Newtown was the capital town of the Isle of Wight, but the once busy port is now a silted estuary and bird sanctuary. Originally named Francheville, the town was in existence before the Norman Conquest, but was almost destroyed by a French invasion in 1377.
In the early fourteenth century Newtown was a thriving town; during 1344 the borough was assessed at twice the value of Newport. Its busy and important harbour, which is now just a mud flat at the end of a woodland walk, was regarded as the safest in the Island.
In an effort to save the town Elizabeth I gave parliamentary representation to the borough in 1584 and Newtown continued to elect two members of parliament for the next 250 years. But in 1832 it was declared a ‘rotten borough’ and disenfranchised.
There are a handful of houses, a Victorian church and the old Town Hall, which was saved by an anonymous group called ‘The Ferguson Gang’ and given to the fledgling National Trust in the 1930s. Built of brick with stone dressings, the Hall was rebuilt in around 1699 on the foundations of an earlier building. The Gothic fenestration and four columned portico on the North front were probably added around the end of the l8th century.

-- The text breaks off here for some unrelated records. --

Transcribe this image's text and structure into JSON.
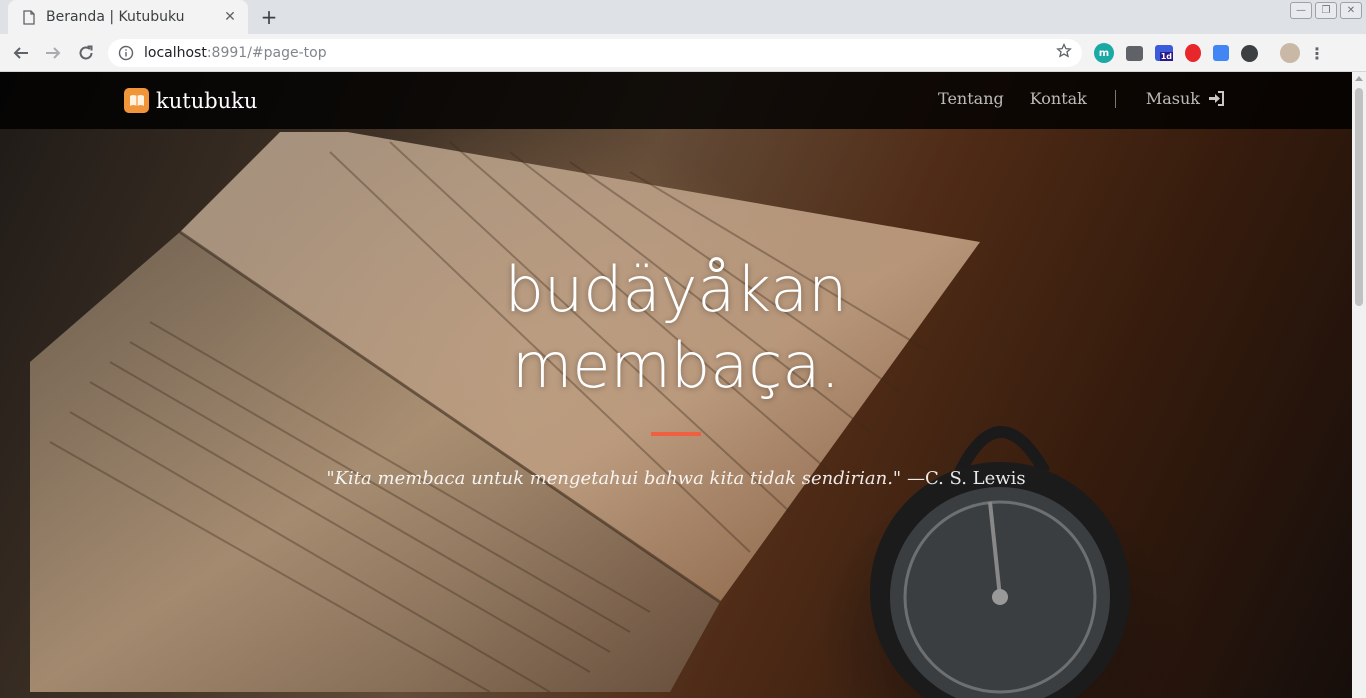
{
  "browser": {
    "tab_title": "Beranda | Kutubuku",
    "url_host": "localhost",
    "url_rest": ":8991/#page-top",
    "extensions": [
      {
        "icon": "m-extension-icon",
        "text": "m",
        "color": "#1ba9a5"
      },
      {
        "icon": "chat-extension-icon",
        "text": "",
        "color": "#5f6368"
      },
      {
        "icon": "calendar-extension-icon",
        "text": "1d",
        "color": "#3b5bdb"
      },
      {
        "icon": "opera-extension-icon",
        "text": "",
        "color": "#e8272a"
      },
      {
        "icon": "translate-extension-icon",
        "text": "",
        "color": "#4285f4"
      },
      {
        "icon": "settings-extension-icon",
        "text": "",
        "color": "#3c4043"
      }
    ]
  },
  "navbar": {
    "brand": "kutubuku",
    "links": [
      "Tentang",
      "Kontak"
    ],
    "login": "Masuk"
  },
  "hero": {
    "title_line1": "budäyåkan",
    "title_line2": "membaça.",
    "quote": "\"Kita membaca untuk mengetahui bahwa kita tidak sendirian.\"",
    "author": "—C. S. Lewis",
    "accent_color": "#f05f40"
  }
}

On the estuary you can still see the great salterns where the seawater was evaporated to produce sea salt, and there were famous oyster beds. Now yachts visit the moorings and there are lovely walks around the estuary.